* Task goal
Below are some records; return each one exactly as written.

* Material to process
============

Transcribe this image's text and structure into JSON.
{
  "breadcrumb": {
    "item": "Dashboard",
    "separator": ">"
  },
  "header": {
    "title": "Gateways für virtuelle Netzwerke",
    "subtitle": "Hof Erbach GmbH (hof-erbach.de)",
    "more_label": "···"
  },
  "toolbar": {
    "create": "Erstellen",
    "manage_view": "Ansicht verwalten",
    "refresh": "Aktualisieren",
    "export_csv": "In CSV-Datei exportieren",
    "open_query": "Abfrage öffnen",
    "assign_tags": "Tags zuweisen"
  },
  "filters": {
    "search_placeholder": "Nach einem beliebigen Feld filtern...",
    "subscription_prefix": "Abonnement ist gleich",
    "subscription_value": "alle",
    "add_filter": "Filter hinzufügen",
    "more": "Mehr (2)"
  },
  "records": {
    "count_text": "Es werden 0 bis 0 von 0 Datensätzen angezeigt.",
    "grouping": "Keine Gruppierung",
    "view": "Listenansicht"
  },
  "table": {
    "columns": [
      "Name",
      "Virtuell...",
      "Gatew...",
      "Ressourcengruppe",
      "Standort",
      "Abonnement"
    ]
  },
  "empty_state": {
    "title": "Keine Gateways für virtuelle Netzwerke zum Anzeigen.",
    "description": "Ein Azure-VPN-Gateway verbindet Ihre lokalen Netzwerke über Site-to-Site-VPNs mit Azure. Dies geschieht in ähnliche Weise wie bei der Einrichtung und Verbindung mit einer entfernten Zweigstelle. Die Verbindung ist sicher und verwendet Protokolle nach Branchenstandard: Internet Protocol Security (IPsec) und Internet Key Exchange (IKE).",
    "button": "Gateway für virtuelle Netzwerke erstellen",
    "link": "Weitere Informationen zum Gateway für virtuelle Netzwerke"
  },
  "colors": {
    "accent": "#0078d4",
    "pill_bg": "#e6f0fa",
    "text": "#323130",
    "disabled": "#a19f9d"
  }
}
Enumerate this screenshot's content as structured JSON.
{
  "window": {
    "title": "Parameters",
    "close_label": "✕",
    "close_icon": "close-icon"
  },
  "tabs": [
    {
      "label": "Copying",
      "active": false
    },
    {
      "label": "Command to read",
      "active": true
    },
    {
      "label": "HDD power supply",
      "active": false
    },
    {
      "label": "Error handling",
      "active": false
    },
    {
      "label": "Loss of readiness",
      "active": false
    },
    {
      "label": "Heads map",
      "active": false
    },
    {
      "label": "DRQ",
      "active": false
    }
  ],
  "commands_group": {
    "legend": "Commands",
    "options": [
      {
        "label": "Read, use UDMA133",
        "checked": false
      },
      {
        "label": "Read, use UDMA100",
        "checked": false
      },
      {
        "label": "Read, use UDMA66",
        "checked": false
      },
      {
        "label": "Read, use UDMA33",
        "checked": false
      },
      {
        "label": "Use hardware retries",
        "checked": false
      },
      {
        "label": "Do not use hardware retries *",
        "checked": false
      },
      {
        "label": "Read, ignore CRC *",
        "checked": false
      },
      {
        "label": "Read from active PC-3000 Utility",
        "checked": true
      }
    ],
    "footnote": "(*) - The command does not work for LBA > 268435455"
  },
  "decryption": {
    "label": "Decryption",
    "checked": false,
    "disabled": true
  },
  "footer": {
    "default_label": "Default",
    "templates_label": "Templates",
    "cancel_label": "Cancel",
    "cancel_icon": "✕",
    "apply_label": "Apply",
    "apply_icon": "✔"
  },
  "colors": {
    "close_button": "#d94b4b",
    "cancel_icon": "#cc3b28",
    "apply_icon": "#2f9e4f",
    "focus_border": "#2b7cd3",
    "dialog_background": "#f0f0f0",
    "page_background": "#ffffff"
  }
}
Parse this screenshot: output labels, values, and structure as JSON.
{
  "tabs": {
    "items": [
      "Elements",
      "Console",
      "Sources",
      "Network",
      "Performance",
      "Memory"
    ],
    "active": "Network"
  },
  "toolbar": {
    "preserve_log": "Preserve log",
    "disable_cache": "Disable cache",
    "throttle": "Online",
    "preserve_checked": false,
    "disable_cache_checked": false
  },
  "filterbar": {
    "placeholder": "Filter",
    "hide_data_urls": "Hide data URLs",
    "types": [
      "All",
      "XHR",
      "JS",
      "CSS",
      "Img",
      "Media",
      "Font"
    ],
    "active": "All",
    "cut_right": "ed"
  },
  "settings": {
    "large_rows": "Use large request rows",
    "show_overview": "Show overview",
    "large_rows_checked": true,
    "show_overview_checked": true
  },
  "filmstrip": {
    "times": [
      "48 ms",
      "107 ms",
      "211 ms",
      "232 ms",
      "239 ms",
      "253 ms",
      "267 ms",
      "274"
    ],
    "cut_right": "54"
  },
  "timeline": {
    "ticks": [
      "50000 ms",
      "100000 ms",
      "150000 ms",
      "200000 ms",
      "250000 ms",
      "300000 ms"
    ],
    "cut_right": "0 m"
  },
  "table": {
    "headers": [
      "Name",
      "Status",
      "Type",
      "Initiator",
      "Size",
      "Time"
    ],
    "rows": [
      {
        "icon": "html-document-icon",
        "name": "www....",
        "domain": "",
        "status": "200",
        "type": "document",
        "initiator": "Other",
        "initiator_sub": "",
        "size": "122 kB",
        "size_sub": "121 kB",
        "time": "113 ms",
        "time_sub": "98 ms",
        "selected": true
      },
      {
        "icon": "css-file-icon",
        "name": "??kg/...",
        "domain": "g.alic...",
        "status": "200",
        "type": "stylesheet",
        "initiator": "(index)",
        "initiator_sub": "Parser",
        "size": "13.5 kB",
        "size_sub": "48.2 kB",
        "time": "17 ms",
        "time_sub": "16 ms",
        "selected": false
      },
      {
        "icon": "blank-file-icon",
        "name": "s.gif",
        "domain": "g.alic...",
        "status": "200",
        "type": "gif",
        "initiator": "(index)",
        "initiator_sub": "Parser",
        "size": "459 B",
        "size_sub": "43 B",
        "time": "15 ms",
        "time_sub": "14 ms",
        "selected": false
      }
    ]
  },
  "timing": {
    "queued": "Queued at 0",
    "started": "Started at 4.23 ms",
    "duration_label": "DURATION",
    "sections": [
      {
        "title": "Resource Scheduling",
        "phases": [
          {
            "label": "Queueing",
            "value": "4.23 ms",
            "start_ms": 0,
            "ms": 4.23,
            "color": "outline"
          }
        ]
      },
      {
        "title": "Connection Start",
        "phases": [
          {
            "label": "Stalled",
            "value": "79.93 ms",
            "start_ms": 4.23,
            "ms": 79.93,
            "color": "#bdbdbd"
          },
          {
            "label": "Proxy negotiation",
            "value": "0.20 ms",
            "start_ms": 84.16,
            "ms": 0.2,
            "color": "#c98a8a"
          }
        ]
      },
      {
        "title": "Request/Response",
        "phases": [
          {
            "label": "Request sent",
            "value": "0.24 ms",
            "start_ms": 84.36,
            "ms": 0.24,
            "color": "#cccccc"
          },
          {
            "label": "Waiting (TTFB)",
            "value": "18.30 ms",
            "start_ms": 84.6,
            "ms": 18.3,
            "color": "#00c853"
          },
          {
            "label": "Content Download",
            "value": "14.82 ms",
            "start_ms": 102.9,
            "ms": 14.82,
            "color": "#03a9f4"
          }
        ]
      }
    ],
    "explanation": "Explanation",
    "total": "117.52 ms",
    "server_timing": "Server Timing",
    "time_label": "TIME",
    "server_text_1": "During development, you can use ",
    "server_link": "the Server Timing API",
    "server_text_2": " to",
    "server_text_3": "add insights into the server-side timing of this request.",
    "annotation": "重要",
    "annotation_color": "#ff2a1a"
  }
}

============

* Solution to this exercise
Transcribe this image's text and structure into JSON.
{
  "breadcrumb": {
    "item": "Dashboard",
    "separator": ">"
  },
  "header": {
    "title": "Gateways für virtuelle Netzwerke",
    "subtitle": "Hof Erbach GmbH (hof-erbach.de)",
    "more_label": "···"
  },
  "toolbar": {
    "create": "Erstellen",
    "manage_view": "Ansicht verwalten",
    "refresh": "Aktualisieren",
    "export_csv": "In CSV-Datei exportieren",
    "open_query": "Abfrage öffnen",
    "assign_tags": "Tags zuweisen"
  },
  "filters": {
    "search_placeholder": "Nach einem beliebigen Feld filtern...",
    "subscription_prefix": "Abonnement ist gleich",
    "subscription_value": "alle",
    "add_filter": "Filter hinzufügen",
    "more": "Mehr (2)"
  },
  "records": {
    "count_text": "Es werden 0 bis 0 von 0 Datensätzen angezeigt.",
    "grouping": "Keine Gruppierung",
    "view": "Listenansicht"
  },
  "table": {
    "columns": [
      "Name",
      "Virtuell...",
      "Gatew...",
      "Ressourcengruppe",
      "Standort",
      "Abonnement"
    ]
  },
  "empty_state": {
    "title": "Keine Gateways für virtuelle Netzwerke zum Anzeigen.",
    "description": "Ein Azure-VPN-Gateway verbindet Ihre lokalen Netzwerke über Site-to-Site-VPNs mit Azure. Dies geschieht in ähnliche Weise wie bei der Einrichtung und Verbindung mit einer entfernten Zweigstelle. Die Verbindung ist sicher und verwendet Protokolle nach Branchenstandard: Internet Protocol Security (IPsec) und Internet Key Exchange (IKE).",
    "button": "Gateway für virtuelle Netzwerke erstellen",
    "link": "Weitere Informationen zum Gateway für virtuelle Netzwerke"
  },
  "colors": {
    "accent": "#0078d4",
    "pill_bg": "#e6f0fa",
    "text": "#323130",
    "disabled": "#a19f9d"
  }
}
Enumerate this screenshot's content as structured JSON.
{
  "window": {
    "title": "Parameters",
    "close_label": "✕",
    "close_icon": "close-icon"
  },
  "tabs": [
    {
      "label": "Copying",
      "active": false
    },
    {
      "label": "Command to read",
      "active": true
    },
    {
      "label": "HDD power supply",
      "active": false
    },
    {
      "label": "Error handling",
      "active": false
    },
    {
      "label": "Loss of readiness",
      "active": false
    },
    {
      "label": "Heads map",
      "active": false
    },
    {
      "label": "DRQ",
      "active": false
    }
  ],
  "commands_group": {
    "legend": "Commands",
    "options": [
      {
        "label": "Read, use UDMA133",
        "checked": false
      },
      {
        "label": "Read, use UDMA100",
        "checked": false
      },
      {
        "label": "Read, use UDMA66",
        "checked": false
      },
      {
        "label": "Read, use UDMA33",
        "checked": false
      },
      {
        "label": "Use hardware retries",
        "checked": false
      },
      {
        "label": "Do not use hardware retries *",
        "checked": false
      },
      {
        "label": "Read, ignore CRC *",
        "checked": false
      },
      {
        "label": "Read from active PC-3000 Utility",
        "checked": true
      }
    ],
    "footnote": "(*) - The command does not work for LBA > 268435455"
  },
  "decryption": {
    "label": "Decryption",
    "checked": false,
    "disabled": true
  },
  "footer": {
    "default_label": "Default",
    "templates_label": "Templates",
    "cancel_label": "Cancel",
    "cancel_icon": "✕",
    "apply_label": "Apply",
    "apply_icon": "✔"
  },
  "colors": {
    "close_button": "#d94b4b",
    "cancel_icon": "#cc3b28",
    "apply_icon": "#2f9e4f",
    "focus_border": "#2b7cd3",
    "dialog_background": "#f0f0f0",
    "page_background": "#ffffff"
  }
}
Parse this screenshot: output labels, values, and structure as JSON.
{
  "tabs": {
    "items": [
      "Elements",
      "Console",
      "Sources",
      "Network",
      "Performance",
      "Memory"
    ],
    "active": "Network"
  },
  "toolbar": {
    "preserve_log": "Preserve log",
    "disable_cache": "Disable cache",
    "throttle": "Online",
    "preserve_checked": false,
    "disable_cache_checked": false
  },
  "filterbar": {
    "placeholder": "Filter",
    "hide_data_urls": "Hide data URLs",
    "types": [
      "All",
      "XHR",
      "JS",
      "CSS",
      "Img",
      "Media",
      "Font"
    ],
    "active": "All",
    "cut_right": "ed"
  },
  "settings": {
    "large_rows": "Use large request rows",
    "show_overview": "Show overview",
    "large_rows_checked": true,
    "show_overview_checked": true
  },
  "filmstrip": {
    "times": [
      "48 ms",
      "107 ms",
      "211 ms",
      "232 ms",
      "239 ms",
      "253 ms",
      "267 ms",
      "274"
    ],
    "cut_right": "54"
  },
  "timeline": {
    "ticks": [
      "50000 ms",
      "100000 ms",
      "150000 ms",
      "200000 ms",
      "250000 ms",
      "300000 ms"
    ],
    "cut_right": "0 m"
  },
  "table": {
    "headers": [
      "Name",
      "Status",
      "Type",
      "Initiator",
      "Size",
      "Time"
    ],
    "rows": [
      {
        "icon": "html-document-icon",
        "name": "www....",
        "domain": "",
        "status": "200",
        "type": "document",
        "initiator": "Other",
        "initiator_sub": "",
        "size": "122 kB",
        "size_sub": "121 kB",
        "time": "113 ms",
        "time_sub": "98 ms",
        "selected": true
      },
      {
        "icon": "css-file-icon",
        "name": "??kg/...",
        "domain": "g.alic...",
        "status": "200",
        "type": "stylesheet",
        "initiator": "(index)",
        "initiator_sub": "Parser",
        "size": "13.5 kB",
        "size_sub": "48.2 kB",
        "time": "17 ms",
        "time_sub": "16 ms",
        "selected": false
      },
      {
        "icon": "blank-file-icon",
        "name": "s.gif",
        "domain": "g.alic...",
        "status": "200",
        "type": "gif",
        "initiator": "(index)",
        "initiator_sub": "Parser",
        "size": "459 B",
        "size_sub": "43 B",
        "time": "15 ms",
        "time_sub": "14 ms",
        "selected": false
      }
    ]
  },
  "timing": {
    "queued": "Queued at 0",
    "started": "Started at 4.23 ms",
    "duration_label": "DURATION",
    "sections": [
      {
        "title": "Resource Scheduling",
        "phases": [
          {
            "label": "Queueing",
            "value": "4.23 ms",
            "start_ms": 0,
            "ms": 4.23,
            "color": "outline"
          }
        ]
      },
      {
        "title": "Connection Start",
        "phases": [
          {
            "label": "Stalled",
            "value": "79.93 ms",
            "start_ms": 4.23,
            "ms": 79.93,
            "color": "#bdbdbd"
          },
          {
            "label": "Proxy negotiation",
            "value": "0.20 ms",
            "start_ms": 84.16,
            "ms": 0.2,
            "color": "#c98a8a"
          }
        ]
      },
      {
        "title": "Request/Response",
        "phases": [
          {
            "label": "Request sent",
            "value": "0.24 ms",
            "start_ms": 84.36,
            "ms": 0.24,
            "color": "#cccccc"
          },
          {
            "label": "Waiting (TTFB)",
            "value": "18.30 ms",
            "start_ms": 84.6,
            "ms": 18.3,
            "color": "#00c853"
          },
          {
            "label": "Content Download",
            "value": "14.82 ms",
            "start_ms": 102.9,
            "ms": 14.82,
            "color": "#03a9f4"
          }
        ]
      }
    ],
    "explanation": "Explanation",
    "total": "117.52 ms",
    "server_timing": "Server Timing",
    "time_label": "TIME",
    "server_text_1": "During development, you can use ",
    "server_link": "the Server Timing API",
    "server_text_2": " to",
    "server_text_3": "add insights into the server-side timing of this request.",
    "annotation": "重要",
    "annotation_color": "#ff2a1a"
  }
}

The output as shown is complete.